Adapting Faulkner’s 1931 novel to the Soviet Union in the “second half of 1984," Balabanov’s film takes the American author’s most sensationalistic offering as a fit basis for its own look at the sick soul of the Soviet era. And just as Faulkner’s novel was long derided as a mere potboiler (not least by the author himself who considered it a “cheap idea… deliberately conceived to make money”) so Balabanov’s film is, on the surface, no more than a pile of lurid details, the stuff of a dispensable exploitation film. But where Sanctuary has since gone on to take its place, if not among the best loved of the Nobel laureate’s novels, at least as a worthy object of study, Cargo 200 seems destined to remain a marginal item, an object of mere cultish adulation. Which is fine, since, given the film’s matter-of-fact brutality and its utter lack of empathy for just about anyone, it could scarcely be otherwise, but as a bracingly acidic portrait of a society diseased at nearly every level and the attendant political implications of such a portrait, it probably shouldn’t be so easily dismissed.

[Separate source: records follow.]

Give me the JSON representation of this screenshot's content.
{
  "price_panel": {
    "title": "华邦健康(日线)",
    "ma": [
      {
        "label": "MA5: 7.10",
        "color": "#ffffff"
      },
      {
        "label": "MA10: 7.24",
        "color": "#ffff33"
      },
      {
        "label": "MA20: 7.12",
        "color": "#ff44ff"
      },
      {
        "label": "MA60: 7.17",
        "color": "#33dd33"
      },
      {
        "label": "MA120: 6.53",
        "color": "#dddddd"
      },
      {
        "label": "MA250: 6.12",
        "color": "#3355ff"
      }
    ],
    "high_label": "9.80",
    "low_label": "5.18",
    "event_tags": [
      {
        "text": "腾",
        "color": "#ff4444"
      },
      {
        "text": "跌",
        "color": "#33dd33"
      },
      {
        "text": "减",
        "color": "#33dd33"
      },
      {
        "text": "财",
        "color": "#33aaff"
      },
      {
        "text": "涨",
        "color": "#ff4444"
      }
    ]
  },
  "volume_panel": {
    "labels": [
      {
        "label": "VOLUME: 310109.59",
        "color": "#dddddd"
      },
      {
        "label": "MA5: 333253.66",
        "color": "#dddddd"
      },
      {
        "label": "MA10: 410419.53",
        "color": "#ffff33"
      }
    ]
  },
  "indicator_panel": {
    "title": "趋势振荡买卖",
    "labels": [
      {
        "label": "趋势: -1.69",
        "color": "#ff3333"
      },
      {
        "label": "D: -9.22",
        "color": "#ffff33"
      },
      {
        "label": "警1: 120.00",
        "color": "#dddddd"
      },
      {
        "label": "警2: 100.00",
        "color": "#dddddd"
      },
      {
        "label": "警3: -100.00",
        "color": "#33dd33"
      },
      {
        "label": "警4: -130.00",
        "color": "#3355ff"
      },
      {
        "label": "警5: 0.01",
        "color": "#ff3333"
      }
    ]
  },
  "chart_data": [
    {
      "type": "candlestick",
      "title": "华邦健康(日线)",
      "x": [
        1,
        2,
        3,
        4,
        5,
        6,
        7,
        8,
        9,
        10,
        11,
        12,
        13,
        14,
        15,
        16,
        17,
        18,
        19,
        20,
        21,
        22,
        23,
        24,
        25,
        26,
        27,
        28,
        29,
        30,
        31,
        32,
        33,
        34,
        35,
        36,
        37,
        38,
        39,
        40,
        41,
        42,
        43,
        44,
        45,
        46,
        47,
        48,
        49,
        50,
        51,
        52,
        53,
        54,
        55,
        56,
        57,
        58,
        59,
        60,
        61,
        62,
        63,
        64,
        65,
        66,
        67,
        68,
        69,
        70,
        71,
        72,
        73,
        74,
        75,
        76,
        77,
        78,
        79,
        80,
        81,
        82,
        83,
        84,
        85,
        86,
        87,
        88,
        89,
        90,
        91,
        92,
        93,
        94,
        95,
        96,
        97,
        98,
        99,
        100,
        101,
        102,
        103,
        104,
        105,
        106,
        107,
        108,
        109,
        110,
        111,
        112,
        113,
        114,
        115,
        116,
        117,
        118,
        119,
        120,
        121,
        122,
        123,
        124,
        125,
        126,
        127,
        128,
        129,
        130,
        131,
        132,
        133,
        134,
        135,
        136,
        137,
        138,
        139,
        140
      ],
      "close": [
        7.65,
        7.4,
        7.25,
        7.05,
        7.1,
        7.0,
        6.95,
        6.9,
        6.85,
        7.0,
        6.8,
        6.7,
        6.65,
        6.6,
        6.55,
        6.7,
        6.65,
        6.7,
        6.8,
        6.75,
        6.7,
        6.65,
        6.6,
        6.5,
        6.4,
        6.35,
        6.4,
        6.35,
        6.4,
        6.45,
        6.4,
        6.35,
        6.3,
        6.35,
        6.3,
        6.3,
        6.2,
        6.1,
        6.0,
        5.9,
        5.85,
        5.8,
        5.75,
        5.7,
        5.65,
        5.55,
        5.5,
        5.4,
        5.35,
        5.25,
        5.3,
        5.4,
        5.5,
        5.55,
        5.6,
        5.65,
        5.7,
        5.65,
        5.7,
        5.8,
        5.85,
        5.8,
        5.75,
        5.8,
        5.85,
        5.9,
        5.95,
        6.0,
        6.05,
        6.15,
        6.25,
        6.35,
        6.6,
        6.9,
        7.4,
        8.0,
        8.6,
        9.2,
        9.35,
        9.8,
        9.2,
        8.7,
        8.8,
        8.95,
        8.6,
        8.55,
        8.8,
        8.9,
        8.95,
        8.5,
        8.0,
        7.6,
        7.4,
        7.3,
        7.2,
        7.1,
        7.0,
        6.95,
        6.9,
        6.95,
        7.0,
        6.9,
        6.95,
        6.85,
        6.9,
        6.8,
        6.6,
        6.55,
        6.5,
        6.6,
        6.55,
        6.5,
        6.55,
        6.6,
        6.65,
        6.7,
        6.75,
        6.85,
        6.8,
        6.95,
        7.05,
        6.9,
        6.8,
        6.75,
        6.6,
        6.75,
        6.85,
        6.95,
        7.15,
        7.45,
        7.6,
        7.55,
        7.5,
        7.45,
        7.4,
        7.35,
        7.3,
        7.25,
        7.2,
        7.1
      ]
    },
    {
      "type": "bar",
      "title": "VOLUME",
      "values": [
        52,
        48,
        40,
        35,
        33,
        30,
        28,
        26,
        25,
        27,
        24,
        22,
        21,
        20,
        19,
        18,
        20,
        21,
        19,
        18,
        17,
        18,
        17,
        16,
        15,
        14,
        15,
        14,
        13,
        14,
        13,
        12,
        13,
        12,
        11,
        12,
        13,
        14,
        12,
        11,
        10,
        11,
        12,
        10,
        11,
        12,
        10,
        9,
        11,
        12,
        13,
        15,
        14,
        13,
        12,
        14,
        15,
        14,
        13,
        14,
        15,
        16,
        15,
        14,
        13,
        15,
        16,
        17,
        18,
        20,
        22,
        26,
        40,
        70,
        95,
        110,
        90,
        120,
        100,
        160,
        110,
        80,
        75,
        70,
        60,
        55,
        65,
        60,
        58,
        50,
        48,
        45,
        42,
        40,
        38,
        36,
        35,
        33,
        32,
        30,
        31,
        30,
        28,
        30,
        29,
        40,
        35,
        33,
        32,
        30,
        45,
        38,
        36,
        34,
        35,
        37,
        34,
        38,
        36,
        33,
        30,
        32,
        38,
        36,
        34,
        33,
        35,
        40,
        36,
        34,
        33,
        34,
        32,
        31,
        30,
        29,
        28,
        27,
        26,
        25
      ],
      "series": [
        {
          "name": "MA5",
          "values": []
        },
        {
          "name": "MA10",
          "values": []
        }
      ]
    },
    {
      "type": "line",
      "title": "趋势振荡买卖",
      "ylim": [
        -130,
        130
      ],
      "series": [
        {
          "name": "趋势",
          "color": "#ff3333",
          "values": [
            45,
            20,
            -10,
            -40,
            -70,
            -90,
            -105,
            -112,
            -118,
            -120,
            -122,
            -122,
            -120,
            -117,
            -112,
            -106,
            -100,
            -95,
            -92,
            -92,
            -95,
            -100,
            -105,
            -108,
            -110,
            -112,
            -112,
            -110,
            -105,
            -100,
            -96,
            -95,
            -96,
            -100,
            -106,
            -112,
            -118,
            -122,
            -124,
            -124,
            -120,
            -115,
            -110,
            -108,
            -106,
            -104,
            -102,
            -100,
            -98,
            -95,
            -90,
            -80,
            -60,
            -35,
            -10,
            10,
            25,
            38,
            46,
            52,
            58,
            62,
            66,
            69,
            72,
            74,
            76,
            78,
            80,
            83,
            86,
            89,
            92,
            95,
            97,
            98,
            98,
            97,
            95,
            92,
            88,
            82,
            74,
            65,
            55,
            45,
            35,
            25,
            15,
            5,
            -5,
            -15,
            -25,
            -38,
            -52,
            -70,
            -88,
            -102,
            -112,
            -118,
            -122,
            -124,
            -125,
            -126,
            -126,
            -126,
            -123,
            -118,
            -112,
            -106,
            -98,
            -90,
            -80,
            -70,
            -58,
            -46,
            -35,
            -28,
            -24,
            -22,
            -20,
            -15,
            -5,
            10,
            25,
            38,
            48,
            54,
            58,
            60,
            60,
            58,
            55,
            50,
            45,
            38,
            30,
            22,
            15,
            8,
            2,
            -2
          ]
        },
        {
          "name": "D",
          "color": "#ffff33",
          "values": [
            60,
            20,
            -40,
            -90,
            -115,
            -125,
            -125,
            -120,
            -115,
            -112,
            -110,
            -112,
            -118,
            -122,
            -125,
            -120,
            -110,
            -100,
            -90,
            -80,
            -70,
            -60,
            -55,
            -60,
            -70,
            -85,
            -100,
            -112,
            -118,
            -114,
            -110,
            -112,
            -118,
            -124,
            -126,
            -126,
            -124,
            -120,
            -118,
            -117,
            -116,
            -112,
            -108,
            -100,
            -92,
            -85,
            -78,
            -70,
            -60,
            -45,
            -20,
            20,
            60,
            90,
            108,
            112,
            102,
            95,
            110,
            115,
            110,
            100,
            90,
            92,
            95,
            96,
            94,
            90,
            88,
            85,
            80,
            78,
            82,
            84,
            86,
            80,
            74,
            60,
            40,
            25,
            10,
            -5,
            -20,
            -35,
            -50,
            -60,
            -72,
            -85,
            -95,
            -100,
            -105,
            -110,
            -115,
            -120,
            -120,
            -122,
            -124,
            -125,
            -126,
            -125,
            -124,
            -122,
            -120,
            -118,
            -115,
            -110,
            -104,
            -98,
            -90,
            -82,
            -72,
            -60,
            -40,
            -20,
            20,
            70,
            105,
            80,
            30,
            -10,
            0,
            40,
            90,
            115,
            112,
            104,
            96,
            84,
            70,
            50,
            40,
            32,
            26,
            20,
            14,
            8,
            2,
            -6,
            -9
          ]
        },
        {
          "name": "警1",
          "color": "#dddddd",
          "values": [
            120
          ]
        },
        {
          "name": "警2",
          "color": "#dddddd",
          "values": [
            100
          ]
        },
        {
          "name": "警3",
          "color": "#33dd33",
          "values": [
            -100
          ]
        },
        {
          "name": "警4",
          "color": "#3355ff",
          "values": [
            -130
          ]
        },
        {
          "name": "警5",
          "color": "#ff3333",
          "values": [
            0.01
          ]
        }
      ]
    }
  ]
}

Per Faulkner, the film reaches an early crisis point when a drunken young man takes a woman (the daughter of a high-ranking government official) to a rural bootlegger’s house to pick up some swill. When the man passes out, the woman is left to the mercy of the menacing denizens of the country shack: Aleksei, the head man in the operation - a taciturn individual with odd utopian ideals - his Vietnamese handyman and Zhurov, a blank-faced stranger who shoots the latter with a rifle, blames it on the former and then proceeds to rape the unwitting woman with the aforementioned vodka bottle before kidnapping her and holding her captive in his apartment.
So far, all straight out of Faulkner. But the final third of the film takes things considerably further than the source novel and the effect of these deviations is to offer up a bitter critique of the institutions of the Soviet era that Balabanov lived through. If Faulkner seemed more concerned with offering something like a universal look at the possibilites of evil inherent in human nature, then the Russian filmmaker is much more culturally specific in his concerns. So his first major departure from Sanctuary is to make his principal villain an official in the local police department. While the equivalent character in Faulkner, Popeye, is given no occupation outside the criminal underworld, Balabanov uses Zhurov’s profession to neatly conflate official law and debased immorality, savagely exposing the ruling apparatus of Soviet Russia.
And the savageness of the critique only increases the further Balabanov’s imagination runs wild. Where Faulkner goes relatively easy on his young girl after she's kidnapped, granting her at least a provisional freedom of movement, Balabanov seems to savor the sickening details of Angelika’s unmitigated confinement, which involves her being chained to a bedpost, sharing a bed with two dead bodies (including her fiancé) and being subject to rape. Then Zhurov’s discharge of his official duties is scarcely less debased than his extra-curricular activities. He oversees the savage beating of prisoners and matter-of-factly shoots the bootlegger rather than allow him to go to trial for the crime that he (Zhurov) committed. In Faulkner the resultant court case leads to a miscarriage of justice, but in Balabanov justice can scarcely hope to extend even that far.
But Zhurov is far from the only vehicle of the filmmaker's critique. Balabanov's Soviet Union is a teeming world of industrial waste, misguided foreign campaigns (bodies are shipped back daily from Afghanistan), and cheap opportunism. The film’s characterizations range from the terrifying (Zhurov, of course) to the parodic (the professor of “scientific atheism” who attempts to espouse an ethical basis for the Party) to the merely loathsome (the young boy who leaves Angelika to her fate, then sets off on a petty money-making scheme) but all are more or less dismal and all are more or less typical per the filmmaker’s jaundiced view of his nation’s past. In Cargo 200, the institutions may be thoroughly rotten but so are the individuals who comprise or who aspire to comprise those institutions. Drawing on the classic novel with arguably the least hopeful view of human nature, Balabanov both extends and particularizes his source, taking Faulkner’s study of the contamination of evil and applying it in stunningly vivid measure to a singularly hellish moment in his own nation’s history.